AGRICULTURE: Informal consultations were co-facilitated by Emmanuel Dlamini (Swaziland) and Heikki Granholm (Finland). Participants discussed: the need for concrete outputs linked to implementation; and the possibility of a Secretariat mapping exercise to provide information on agriculture work already undertaken by other Convention bodies. Informal consultations will continue.
REPORT OF THE ADAPTATION COMMITTEE: Richard Merzian (Australia) and Hamza Tber (Morocco) co-facilitated the informal consultations. Parties discussed two recommendations made by the Adaptation Committee, namely, review of adaptation-related institutional arrangements and methodologies for assessing adaptation needs. Several countries noted: that the recommendations made in the report are “politically charged” and constitute a balance that has taken two years to develop; and linkages with APA agenda item 4 (adaptation communication) and 8 (further matters). Informal consultations will continue.
MATTERS RELATING TO CLIMATE FINANCE: Third Review of the Adaptation Fund: Informal consultations met, co-facilitated by Patience Damptey (Ghana) and Gemma O’Reilly (Ireland). Parties welcomed the third review (FCCC/TP/2017/6), with many highlighting the Fund’s success. One developing country objected to discussion under the agenda item consideration of paragraphs in the review referring to funds “collapsing into each other.” Another developing country argued that the review cannot be discussed without considering the wider context related to, inter alia, developing country commitments to tackle adaptation in their NDCs, and climate science. The Co-Facilitators welcomed parties’ textual suggestions. Consultations will continue.
WIM: Beth Lavender (Canada) and Alf Wills (South Africa) co-facilitated informal consultations. Developing countries proposed that a decision on this item include reference to, inter alia: user-friendly knowledge products; the WIM becoming a permanent agenda item of the SBs; and including the WIM in the Secretariat’s core budget. Developed countries highlighted, inter alia, that: budget issues belong in the budget consultations; resources are more than finance; and a WIM standing item might inhibit progress by the Executive Committee. Consultations will continue.

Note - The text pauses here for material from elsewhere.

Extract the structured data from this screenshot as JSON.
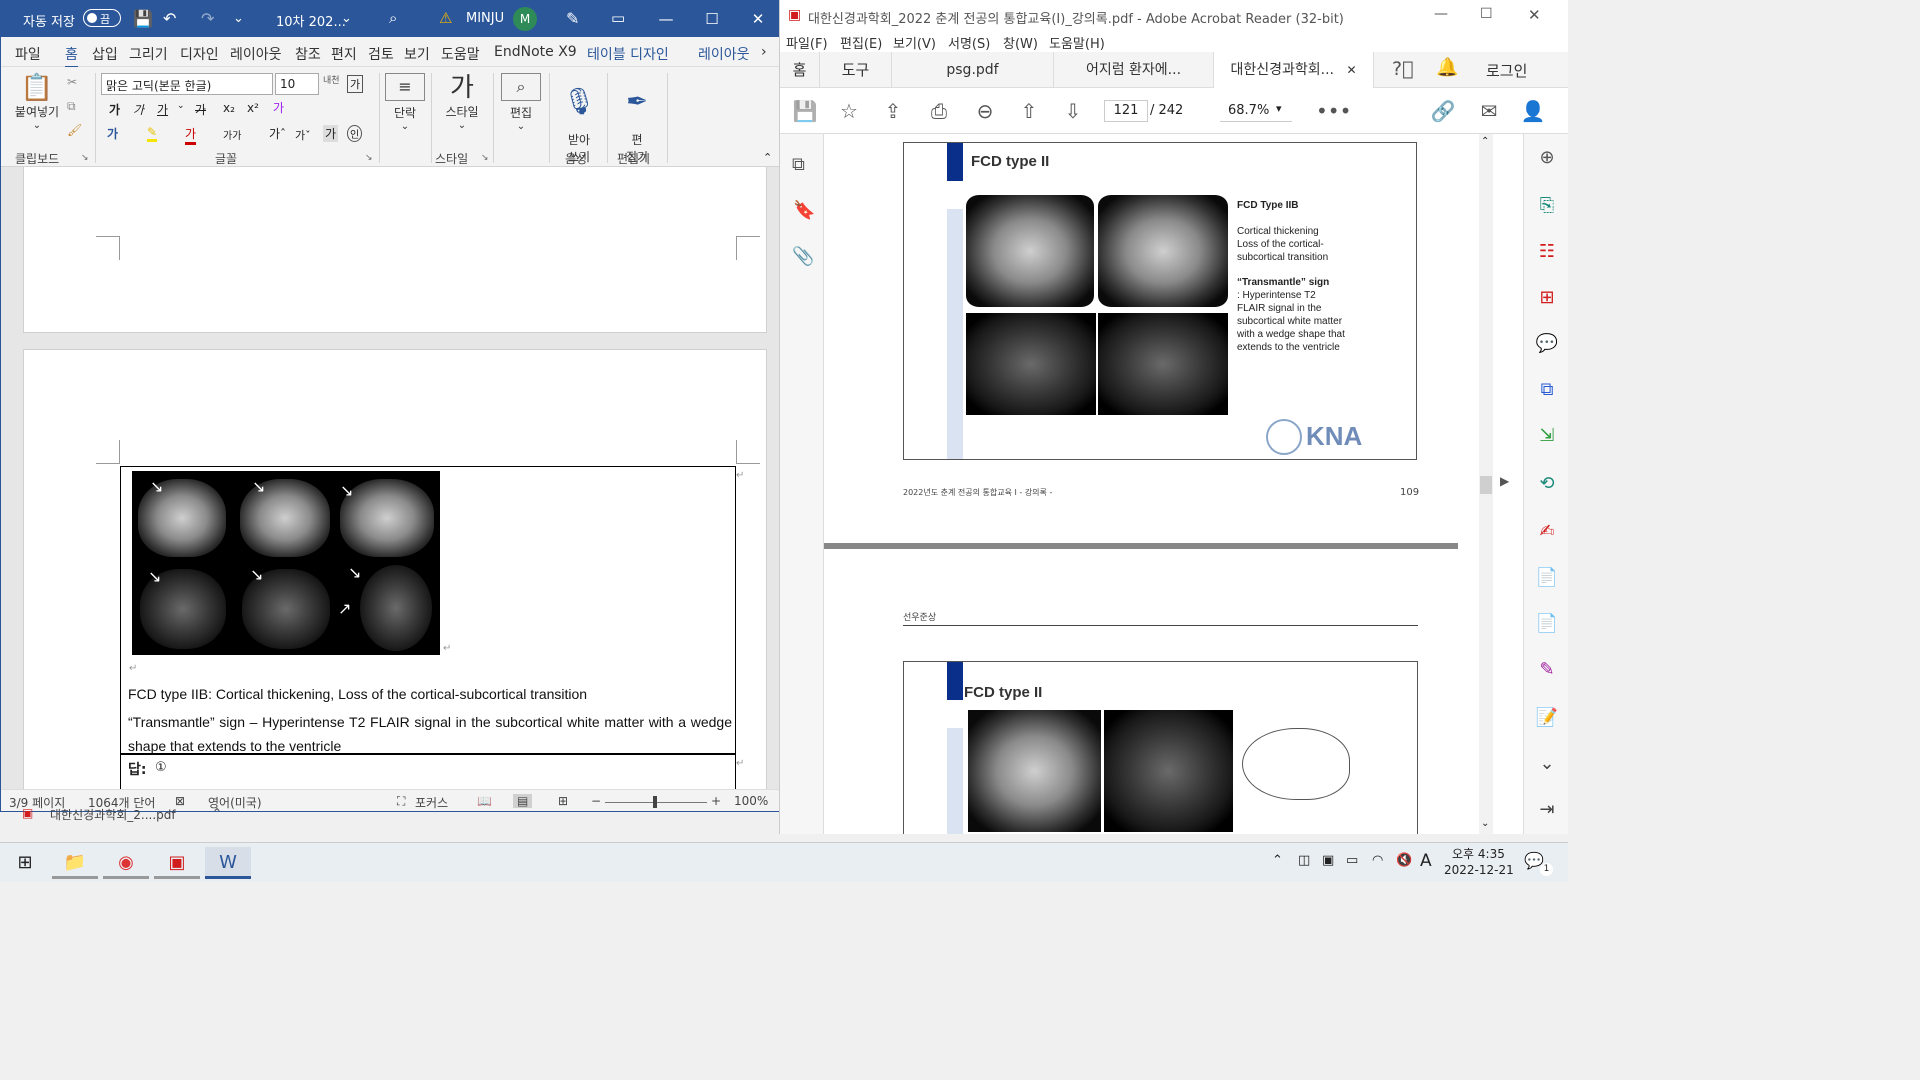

IN THE CORRIDORS
On the second day, delegates got down to work in the many new rooms of the venue, with many saying “serious effort is now needed” to meet the 2018 deadline for the Paris Agreement work programme. In the early afternoon, a wave of media delivered the welcome news that Syria had signaled its intent to ratify the Agreement, which they implied left the US more isolated. More experienced delegates noted that several others have yet to ratify, although the announcement reinforced calls to remain committed and “stay the course.”